• **Task objective**
Reproduce exactly the lines from the line containing "Convert this screenshot" through the last line of the listing, and no others.

"""

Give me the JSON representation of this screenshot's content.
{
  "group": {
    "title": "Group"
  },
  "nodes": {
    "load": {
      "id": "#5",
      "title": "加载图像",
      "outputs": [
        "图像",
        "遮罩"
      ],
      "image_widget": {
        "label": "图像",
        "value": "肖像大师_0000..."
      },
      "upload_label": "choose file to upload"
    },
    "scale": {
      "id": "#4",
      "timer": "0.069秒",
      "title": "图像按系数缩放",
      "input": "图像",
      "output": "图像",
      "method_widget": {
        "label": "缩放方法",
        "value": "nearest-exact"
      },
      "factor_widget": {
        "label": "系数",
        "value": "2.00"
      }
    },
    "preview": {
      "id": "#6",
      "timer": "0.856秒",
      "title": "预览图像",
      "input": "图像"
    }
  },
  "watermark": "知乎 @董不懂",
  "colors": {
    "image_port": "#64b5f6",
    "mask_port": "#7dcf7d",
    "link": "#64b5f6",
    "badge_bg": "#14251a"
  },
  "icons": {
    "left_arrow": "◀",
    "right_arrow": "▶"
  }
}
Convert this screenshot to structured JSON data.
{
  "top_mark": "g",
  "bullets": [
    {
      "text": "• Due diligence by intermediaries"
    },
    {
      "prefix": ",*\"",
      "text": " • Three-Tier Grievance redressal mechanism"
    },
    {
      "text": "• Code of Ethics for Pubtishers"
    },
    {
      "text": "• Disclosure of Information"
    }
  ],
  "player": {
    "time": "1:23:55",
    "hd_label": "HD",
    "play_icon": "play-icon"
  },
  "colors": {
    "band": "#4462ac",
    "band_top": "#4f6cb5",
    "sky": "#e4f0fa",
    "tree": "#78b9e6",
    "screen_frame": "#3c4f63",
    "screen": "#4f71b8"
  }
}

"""

• **Answer below**
Convert this screenshot to structured JSON data.
{
  "top_mark": "g",
  "bullets": [
    {
      "text": "• Due diligence by intermediaries"
    },
    {
      "prefix": ",*\"",
      "text": " • Three-Tier Grievance redressal mechanism"
    },
    {
      "text": "• Code of Ethics for Pubtishers"
    },
    {
      "text": "• Disclosure of Information"
    }
  ],
  "player": {
    "time": "1:23:55",
    "hd_label": "HD",
    "play_icon": "play-icon"
  },
  "colors": {
    "band": "#4462ac",
    "band_top": "#4f6cb5",
    "sky": "#e4f0fa",
    "tree": "#78b9e6",
    "screen_frame": "#3c4f63",
    "screen": "#4f71b8"
  }
}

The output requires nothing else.